== DATASET RECORDS ==

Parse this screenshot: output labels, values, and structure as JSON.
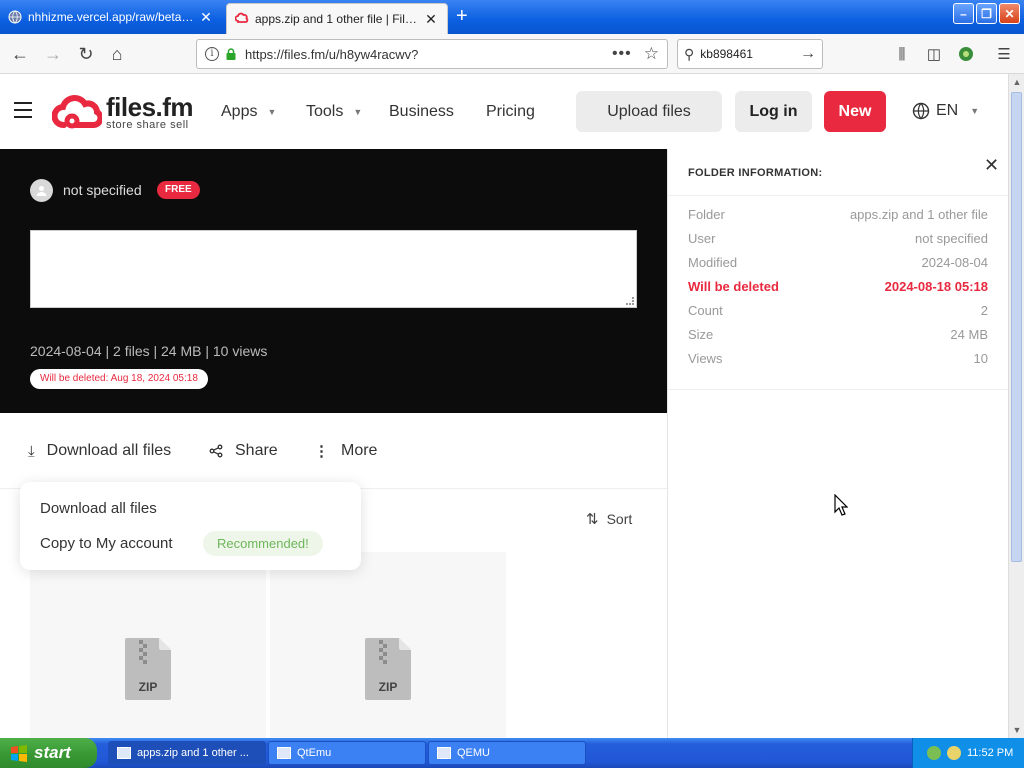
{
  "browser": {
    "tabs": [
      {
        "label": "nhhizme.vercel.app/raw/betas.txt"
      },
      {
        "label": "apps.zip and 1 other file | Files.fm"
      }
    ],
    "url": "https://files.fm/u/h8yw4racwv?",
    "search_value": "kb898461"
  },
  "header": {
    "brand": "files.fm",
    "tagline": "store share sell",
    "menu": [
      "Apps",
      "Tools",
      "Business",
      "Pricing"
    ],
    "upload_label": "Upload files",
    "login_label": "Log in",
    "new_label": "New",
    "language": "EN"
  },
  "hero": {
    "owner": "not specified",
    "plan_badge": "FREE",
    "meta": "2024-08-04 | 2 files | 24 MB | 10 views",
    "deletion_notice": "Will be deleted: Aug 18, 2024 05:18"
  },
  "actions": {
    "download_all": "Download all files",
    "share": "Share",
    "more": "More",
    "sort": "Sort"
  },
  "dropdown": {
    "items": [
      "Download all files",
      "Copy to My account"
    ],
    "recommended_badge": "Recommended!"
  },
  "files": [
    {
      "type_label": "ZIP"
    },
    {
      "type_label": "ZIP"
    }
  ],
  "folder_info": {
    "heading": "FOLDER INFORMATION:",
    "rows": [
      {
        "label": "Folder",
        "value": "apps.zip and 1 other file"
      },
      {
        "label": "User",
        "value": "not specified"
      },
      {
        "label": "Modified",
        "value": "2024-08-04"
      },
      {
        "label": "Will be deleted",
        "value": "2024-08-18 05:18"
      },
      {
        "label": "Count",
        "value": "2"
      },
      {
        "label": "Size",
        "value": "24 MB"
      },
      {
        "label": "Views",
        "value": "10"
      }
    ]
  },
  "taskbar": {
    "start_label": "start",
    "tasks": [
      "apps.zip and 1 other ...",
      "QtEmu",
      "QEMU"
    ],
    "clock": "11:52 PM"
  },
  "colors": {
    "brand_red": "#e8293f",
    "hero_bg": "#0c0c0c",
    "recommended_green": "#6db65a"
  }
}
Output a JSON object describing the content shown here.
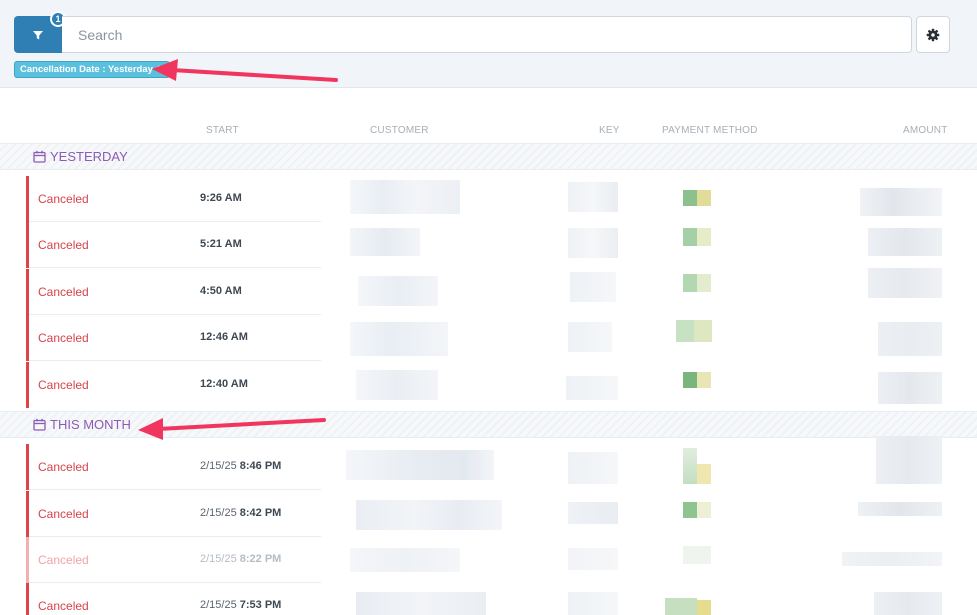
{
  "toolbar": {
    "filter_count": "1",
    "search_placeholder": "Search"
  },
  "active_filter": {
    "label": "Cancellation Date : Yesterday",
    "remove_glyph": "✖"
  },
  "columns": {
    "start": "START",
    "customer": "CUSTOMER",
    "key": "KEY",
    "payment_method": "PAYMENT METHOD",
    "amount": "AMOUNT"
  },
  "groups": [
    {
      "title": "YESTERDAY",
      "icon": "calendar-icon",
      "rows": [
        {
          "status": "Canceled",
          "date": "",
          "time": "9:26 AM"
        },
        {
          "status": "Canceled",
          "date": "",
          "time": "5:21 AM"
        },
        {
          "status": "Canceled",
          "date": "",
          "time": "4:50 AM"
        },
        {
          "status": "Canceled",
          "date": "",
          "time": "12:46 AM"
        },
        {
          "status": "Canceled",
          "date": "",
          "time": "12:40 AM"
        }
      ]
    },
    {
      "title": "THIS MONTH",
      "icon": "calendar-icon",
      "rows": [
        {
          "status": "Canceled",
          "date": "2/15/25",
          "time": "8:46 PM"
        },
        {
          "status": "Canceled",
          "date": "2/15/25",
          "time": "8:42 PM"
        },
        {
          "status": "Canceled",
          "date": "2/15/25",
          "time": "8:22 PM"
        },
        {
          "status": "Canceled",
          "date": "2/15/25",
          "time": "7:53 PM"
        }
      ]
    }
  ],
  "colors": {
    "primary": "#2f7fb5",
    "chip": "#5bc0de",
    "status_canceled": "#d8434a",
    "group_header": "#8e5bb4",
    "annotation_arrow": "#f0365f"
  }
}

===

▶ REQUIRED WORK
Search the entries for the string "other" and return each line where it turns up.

▶ RESPONSE AREA
        "label": "apps.zip and 1 other file | Files.fm"
        "value": "apps.zip and 1 other file"
      "apps.zip and 1 other ...",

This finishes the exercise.